“It’s about looping people into these flows of incentive and reward. Your coffee at Starbucks, your education software, your credit card, the meds you need for your diabetes. Every consumer interface is becoming like a slot machine.”

It’s a startling phenomenon of the digital age and something we should all be aware and conscious of. We wouldn’t allow our family or friends become addicted to gambling so why don’t we care about addiction to social media which to the brain is the same thing?

The exciting explosion of smartphone technology has overshadowed the questioning of it’s potentially more pernicious effects and we have nonchalantly accepted the terms and conditions without reading the small print.

Check out Tristan Harris explain how it works in more detail below:

 

Read the Economist article in full here:

https://www.1843magazine.com/features/the-scientists-who-make-apps-addictive

Why I’d Vote For Corbyn

Professor Noam Chomsky speaks to BBC Newsnight to discuss the anger which has raged across the Middle and Working Classes of Western democracies since the economic collapse in 2008.

Discussing the roots of the anger, the rise of far right nationalism as well as the optimistic signs of youth galvanisation around progressive policies on climate change and income inequality – Chomsky discusses why he would vote for Jeremy Corbyn in the UK general election in the context of Brexit.

This is a riveting interview from one of the words best known progressive public intellectuals and gives some interesting insights into the global order and future of western democracy.

What Would Elon Musk Be Working On If He Was 22?

Inventor, Entrepreneur and Englineer discusses what he views as the most important work to be doing if he was a young person in 2017.
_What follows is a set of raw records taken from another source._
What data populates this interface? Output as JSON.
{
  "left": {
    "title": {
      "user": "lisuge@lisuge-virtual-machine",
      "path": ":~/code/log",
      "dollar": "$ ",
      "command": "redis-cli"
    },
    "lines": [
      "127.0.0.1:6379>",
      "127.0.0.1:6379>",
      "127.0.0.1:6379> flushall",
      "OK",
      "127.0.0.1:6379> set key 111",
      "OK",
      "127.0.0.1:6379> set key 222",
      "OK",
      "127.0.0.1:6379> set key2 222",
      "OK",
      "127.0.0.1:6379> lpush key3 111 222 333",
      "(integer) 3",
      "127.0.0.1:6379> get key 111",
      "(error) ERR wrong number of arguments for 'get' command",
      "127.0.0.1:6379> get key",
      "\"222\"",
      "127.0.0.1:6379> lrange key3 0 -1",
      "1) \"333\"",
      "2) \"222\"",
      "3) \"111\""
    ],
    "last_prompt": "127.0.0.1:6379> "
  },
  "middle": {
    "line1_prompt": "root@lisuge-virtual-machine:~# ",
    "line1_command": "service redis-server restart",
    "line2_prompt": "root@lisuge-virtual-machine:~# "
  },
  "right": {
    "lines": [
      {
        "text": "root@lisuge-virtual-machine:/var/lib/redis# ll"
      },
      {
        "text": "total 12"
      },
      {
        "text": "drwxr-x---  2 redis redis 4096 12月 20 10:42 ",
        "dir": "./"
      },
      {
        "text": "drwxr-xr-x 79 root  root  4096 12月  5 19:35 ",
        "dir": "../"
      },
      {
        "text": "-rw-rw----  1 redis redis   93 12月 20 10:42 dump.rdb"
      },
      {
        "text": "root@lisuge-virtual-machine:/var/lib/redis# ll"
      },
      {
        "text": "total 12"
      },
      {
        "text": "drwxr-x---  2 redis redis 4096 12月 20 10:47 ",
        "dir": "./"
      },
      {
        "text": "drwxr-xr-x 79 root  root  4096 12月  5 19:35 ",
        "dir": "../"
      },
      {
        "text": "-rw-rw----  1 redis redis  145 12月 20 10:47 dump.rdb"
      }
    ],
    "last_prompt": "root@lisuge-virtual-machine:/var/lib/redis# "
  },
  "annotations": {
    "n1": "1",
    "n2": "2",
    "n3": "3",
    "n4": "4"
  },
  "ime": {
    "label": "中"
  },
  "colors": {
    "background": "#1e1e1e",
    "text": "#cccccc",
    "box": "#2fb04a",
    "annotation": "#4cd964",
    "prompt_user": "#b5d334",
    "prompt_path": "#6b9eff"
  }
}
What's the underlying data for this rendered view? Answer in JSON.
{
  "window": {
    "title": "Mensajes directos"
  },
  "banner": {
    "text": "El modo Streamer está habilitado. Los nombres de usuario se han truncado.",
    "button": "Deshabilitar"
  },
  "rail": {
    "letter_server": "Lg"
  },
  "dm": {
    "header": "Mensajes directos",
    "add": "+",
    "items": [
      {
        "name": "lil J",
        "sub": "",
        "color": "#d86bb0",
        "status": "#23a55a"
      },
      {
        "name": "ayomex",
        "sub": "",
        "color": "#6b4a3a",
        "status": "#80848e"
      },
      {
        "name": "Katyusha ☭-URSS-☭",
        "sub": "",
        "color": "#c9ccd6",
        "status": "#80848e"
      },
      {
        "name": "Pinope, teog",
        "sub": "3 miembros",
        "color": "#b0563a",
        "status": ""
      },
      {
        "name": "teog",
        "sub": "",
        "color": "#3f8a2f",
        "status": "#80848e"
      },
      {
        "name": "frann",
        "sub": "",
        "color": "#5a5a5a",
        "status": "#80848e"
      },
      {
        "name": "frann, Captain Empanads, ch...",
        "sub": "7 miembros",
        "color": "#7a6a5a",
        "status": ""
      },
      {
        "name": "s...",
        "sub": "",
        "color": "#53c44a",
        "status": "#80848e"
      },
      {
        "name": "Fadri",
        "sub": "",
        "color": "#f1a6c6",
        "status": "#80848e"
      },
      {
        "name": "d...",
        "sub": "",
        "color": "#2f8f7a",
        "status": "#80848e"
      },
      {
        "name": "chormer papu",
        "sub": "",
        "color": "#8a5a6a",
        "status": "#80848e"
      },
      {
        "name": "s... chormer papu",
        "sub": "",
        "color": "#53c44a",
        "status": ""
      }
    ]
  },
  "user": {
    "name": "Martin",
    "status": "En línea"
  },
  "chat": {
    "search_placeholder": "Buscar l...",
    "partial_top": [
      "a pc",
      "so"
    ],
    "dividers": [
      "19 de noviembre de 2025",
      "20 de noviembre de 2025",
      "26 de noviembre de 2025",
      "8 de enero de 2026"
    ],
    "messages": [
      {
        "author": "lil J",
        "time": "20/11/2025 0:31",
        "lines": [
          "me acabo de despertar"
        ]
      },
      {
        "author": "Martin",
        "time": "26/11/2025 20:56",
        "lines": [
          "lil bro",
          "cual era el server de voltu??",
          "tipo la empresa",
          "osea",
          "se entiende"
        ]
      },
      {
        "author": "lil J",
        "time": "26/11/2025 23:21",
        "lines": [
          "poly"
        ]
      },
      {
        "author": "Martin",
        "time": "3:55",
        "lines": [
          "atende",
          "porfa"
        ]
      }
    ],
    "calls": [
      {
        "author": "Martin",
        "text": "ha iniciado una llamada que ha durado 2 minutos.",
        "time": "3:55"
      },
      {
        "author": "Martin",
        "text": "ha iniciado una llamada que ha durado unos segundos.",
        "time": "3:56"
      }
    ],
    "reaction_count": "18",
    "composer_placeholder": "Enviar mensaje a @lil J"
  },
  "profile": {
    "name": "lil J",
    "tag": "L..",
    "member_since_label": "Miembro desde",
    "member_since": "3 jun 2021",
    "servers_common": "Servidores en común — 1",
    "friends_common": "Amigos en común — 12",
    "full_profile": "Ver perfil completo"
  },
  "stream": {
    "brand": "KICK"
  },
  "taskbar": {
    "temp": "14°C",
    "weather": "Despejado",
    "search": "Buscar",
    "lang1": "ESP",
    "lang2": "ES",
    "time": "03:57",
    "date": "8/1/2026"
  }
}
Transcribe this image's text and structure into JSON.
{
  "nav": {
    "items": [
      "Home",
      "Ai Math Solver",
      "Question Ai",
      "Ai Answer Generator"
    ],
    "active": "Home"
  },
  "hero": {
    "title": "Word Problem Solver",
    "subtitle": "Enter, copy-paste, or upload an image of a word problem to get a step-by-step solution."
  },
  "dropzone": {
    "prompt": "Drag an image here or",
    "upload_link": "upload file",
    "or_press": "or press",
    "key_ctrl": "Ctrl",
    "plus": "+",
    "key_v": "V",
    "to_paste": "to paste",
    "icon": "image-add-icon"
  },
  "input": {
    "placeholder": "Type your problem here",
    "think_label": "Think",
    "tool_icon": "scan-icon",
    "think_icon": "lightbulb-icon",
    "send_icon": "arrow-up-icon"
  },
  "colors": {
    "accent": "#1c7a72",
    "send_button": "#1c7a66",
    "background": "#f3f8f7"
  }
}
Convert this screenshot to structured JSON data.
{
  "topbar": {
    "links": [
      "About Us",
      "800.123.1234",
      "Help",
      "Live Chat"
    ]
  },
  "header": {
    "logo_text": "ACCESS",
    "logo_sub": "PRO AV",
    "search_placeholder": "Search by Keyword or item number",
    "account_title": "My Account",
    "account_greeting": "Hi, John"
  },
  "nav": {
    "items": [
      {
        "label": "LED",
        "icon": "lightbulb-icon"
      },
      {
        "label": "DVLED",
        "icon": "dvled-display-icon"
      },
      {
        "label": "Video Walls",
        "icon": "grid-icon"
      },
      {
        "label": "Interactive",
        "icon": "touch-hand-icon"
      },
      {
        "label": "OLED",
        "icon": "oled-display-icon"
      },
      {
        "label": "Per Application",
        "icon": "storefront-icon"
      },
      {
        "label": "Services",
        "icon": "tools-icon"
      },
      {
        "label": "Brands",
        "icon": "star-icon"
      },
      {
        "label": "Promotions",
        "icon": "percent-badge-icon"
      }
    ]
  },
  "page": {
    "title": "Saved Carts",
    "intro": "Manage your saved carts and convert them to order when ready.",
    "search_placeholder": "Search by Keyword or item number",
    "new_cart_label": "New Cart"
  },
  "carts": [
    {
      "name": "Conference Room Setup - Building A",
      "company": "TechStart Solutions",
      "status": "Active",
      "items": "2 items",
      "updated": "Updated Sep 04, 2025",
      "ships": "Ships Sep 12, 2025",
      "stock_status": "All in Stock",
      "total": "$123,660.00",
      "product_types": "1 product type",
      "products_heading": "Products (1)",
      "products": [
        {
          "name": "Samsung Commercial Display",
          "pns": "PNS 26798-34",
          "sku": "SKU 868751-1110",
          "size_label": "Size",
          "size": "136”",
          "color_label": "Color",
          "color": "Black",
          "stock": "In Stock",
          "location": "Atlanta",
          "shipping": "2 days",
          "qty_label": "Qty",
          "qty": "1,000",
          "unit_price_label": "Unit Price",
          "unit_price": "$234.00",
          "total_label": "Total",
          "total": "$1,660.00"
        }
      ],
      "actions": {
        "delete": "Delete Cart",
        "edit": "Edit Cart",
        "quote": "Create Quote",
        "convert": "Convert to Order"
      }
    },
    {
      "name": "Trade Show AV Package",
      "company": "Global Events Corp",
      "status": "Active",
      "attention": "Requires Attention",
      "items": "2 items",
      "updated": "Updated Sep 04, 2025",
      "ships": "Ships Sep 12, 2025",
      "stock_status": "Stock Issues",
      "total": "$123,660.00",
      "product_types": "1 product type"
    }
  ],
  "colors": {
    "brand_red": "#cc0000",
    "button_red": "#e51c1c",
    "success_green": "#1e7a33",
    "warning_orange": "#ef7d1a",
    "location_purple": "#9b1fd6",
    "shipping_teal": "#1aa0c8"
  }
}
Musk has been at the centre of the conversation around artificial intelligence and sustainable energy consumption over the past 15 years. He is ranked the 21st most influential people in the world and his current company SpaceX are working on a project to eventually allow humans to colonise Mars.

What Do Humans Really Want?

Are humans just naturally lazy, comfort and pleasure seeking beings? Or do we really want dignity and fulfilment?

in this riveting excerpt professor Noam Chomsky discusses how the billions upon billions of dollars spent on advertising has been used to psychologically manipulate are ideas of what we want.

Tracing trends from the industrial revolution of the 1800’s to the educated poor in the 1930’s, Chomsky argues that what we really want is a sense of belonging and dignity in our work, not evermore accumulation and consumption of products.

What are your thoughts?

 

 

 

 

Wikipedia Proves Fake News Hysteria is Bullsh*t

Katherine Maher, executive director at the Wikimedia Foundation discusses how Wikipedia went from a site loaded with errors and false information to the world’s trusted open encyclopedia.

Through the process of constant self improvement and a dedication to ensuring accurate information, Wikipedia shows that sorting fact from fiction is a much easier job than has been made out from public figures such as Hillary Clinton and Donald Trump.

Maher suggsts that the way news is consumed and how information is spread is more the problem than fake news itself.  It is the profiteering, commercial model of clickbait and stretching of truth as companies and individuals fight for our screen time that must be seen as the focal point of fake news.

She states the product design is flawed and the major providers need to take a stand on the way information is presented to the consumer and allowing quick resolution to removing what is fake, just as Wikipedia has done:

“When I’m looking at a Facebook feed I don’t know why information is being presented to me. Is it because it’s timely? Is it because it’s relevant? Is it because it’s trending, popular, important?
All of that is stripped out of context so it’s hard for me to assess: is it good information that I should make decisions on? Is it bad information that I should ignore? And then you think about the fact that all of the other sort of heuristics that people use to interpret information, where does it come from? Who wrote it? When was it published? All of that is obscured in the product design as well.”

So does Fake News really have the problem or is this an obfuscation of what is really causing the spread of misinformation?